Prairie Township residents will need to drive more carefully after snowfall this year, because there will be less salt on the roads.
Road Superintendent Dave McAninch said the township won’t be able to get as much salt as usual this year from Franklin County. There is a shortage because salt mines have not been able to keep up with demand, he said.
The county is asking everyone to reduce their salt usage by 20 percent, McAninch said.
The township has averaged 572 tons a year over the last three years, so this year they are only allowed 457 tons. As the winter goes on, McAninch said, the county will reevaluate the situation and decide whether more salt can be purchased, but for the time being there is a reduction.
Whether they will have enough salt depends on how many storms there are. McAninch said if there are only a few snows, the supply should be fine, even if those storms have heavier snow. But there could be a problem if there are several storms, even if they don’t drop a lot of snow or ice.
Since the township waits to salt until they are done plowing, he said, they use the same amount of salt on a small storm as on a large one.
There are several strategies the township will use to reduce their salt consumption. The most obvious one is to put less salt on the roads. McAninch said the trucks have computer systems that regulate the amount, and the one manual truck they have will be set at its lowest setting.

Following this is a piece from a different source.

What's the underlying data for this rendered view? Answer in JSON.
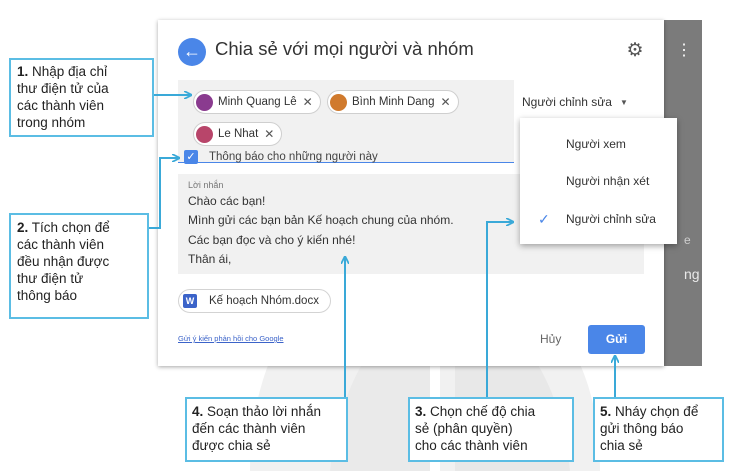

Another strategy is to mix salt brine or calcium chloride with the salt, which helps the salt work faster. The township will also strategically pre-treat roads with salt brine.

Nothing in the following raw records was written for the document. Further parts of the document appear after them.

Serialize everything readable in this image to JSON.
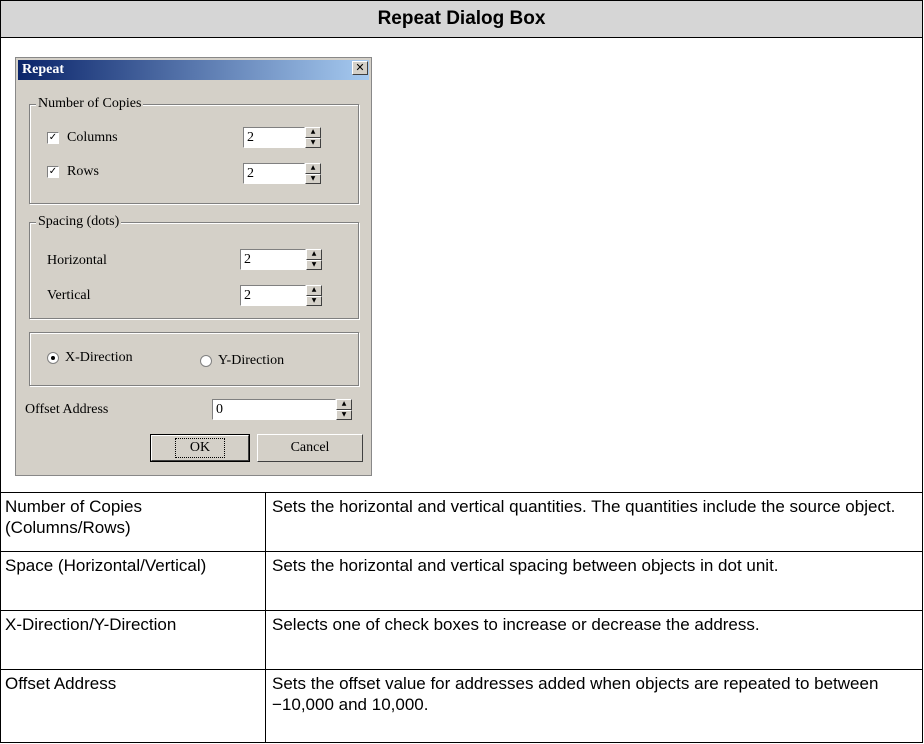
{
  "header": {
    "title": "Repeat Dialog Box"
  },
  "dialog": {
    "title": "Repeat",
    "close_glyph": "✕",
    "copies_group": "Number of Copies",
    "columns_label": "Columns",
    "columns_checked": true,
    "columns_value": "2",
    "rows_label": "Rows",
    "rows_checked": true,
    "rows_value": "2",
    "spacing_group": "Spacing (dots)",
    "horizontal_label": "Horizontal",
    "horizontal_value": "2",
    "vertical_label": "Vertical",
    "vertical_value": "2",
    "x_direction_label": "X-Direction",
    "y_direction_label": "Y-Direction",
    "selected_direction": "X-Direction",
    "offset_label": "Offset Address",
    "offset_value": "0",
    "ok_label": "OK",
    "cancel_label": "Cancel",
    "check_glyph": "✓",
    "spin_up_glyph": "▲",
    "spin_down_glyph": "▼"
  },
  "table": {
    "rows": [
      {
        "term": "Number of Copies (Columns/Rows)",
        "description": "Sets the horizontal and vertical quantities. The quantities include the source object."
      },
      {
        "term": "Space (Horizontal/Vertical)",
        "description": "Sets the horizontal and vertical spacing between objects in dot unit."
      },
      {
        "term": "X-Direction/Y-Direction",
        "description": "Selects one of check boxes to increase or decrease the address."
      },
      {
        "term": "Offset Address",
        "description": "Sets the offset value for addresses added when objects are repeated to between −10,000 and 10,000."
      }
    ]
  }
}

Paying close attention to the weather forecast can also save some salt. McAninch said if the temperature is forecasted to rise above freezing after a storm, they may scale back.
“We may instead of putting salt on every single inch of our roads just go out and salt intersections, stop signs, and our main roads and that’s it…it’s going to be an event by event decision.”
People will also need to adjust their driving to the conditions.
“I think people are going to have to drive a little more cautiously, because it’s going to take a little more time for roads to get like they’re used to, especially in Prairie Township where they’re snow-free and dry," McAninch said. “It would do people good to be a little more cautious anyway, because sometimes they drive a little recklessly during events.”
In a worst-case scenario, where they are out of salt and can’t get more, McAninch said they could use what he called calcium sand. But, he said, they want to avoid that if possible, because it’s not as effective as salt. Instead of melting snow, it just provides some traction. It also is hard on the equipment and very messy, he said. “We are going to do our best for that not to happen.”